# Your assignment:
In this exercise, restate the listing word for word.
● ● ● ● ● ● ●
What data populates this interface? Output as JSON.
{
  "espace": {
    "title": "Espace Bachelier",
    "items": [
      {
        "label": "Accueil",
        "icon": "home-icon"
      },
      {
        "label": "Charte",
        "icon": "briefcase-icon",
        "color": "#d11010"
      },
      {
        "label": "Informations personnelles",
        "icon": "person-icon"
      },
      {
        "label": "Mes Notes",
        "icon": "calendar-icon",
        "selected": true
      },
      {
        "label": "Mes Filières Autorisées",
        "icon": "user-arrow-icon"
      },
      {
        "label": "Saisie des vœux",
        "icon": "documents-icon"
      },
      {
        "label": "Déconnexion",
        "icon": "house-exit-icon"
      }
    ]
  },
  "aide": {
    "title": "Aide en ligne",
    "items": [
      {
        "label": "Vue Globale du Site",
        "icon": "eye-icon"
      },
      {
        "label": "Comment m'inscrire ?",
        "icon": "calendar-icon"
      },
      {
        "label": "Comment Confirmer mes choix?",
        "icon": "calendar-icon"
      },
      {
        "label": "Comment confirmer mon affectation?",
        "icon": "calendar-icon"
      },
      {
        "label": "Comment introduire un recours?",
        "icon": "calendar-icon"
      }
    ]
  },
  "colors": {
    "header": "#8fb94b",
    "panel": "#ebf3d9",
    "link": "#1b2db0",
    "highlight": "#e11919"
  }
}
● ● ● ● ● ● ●
# Response box:
What data populates this interface? Output as JSON.
{
  "espace": {
    "title": "Espace Bachelier",
    "items": [
      {
        "label": "Accueil",
        "icon": "home-icon"
      },
      {
        "label": "Charte",
        "icon": "briefcase-icon",
        "color": "#d11010"
      },
      {
        "label": "Informations personnelles",
        "icon": "person-icon"
      },
      {
        "label": "Mes Notes",
        "icon": "calendar-icon",
        "selected": true
      },
      {
        "label": "Mes Filières Autorisées",
        "icon": "user-arrow-icon"
      },
      {
        "label": "Saisie des vœux",
        "icon": "documents-icon"
      },
      {
        "label": "Déconnexion",
        "icon": "house-exit-icon"
      }
    ]
  },
  "aide": {
    "title": "Aide en ligne",
    "items": [
      {
        "label": "Vue Globale du Site",
        "icon": "eye-icon"
      },
      {
        "label": "Comment m'inscrire ?",
        "icon": "calendar-icon"
      },
      {
        "label": "Comment Confirmer mes choix?",
        "icon": "calendar-icon"
      },
      {
        "label": "Comment confirmer mon affectation?",
        "icon": "calendar-icon"
      },
      {
        "label": "Comment introduire un recours?",
        "icon": "calendar-icon"
      }
    ]
  },
  "colors": {
    "header": "#8fb94b",
    "panel": "#ebf3d9",
    "link": "#1b2db0",
    "highlight": "#e11919"
  }
}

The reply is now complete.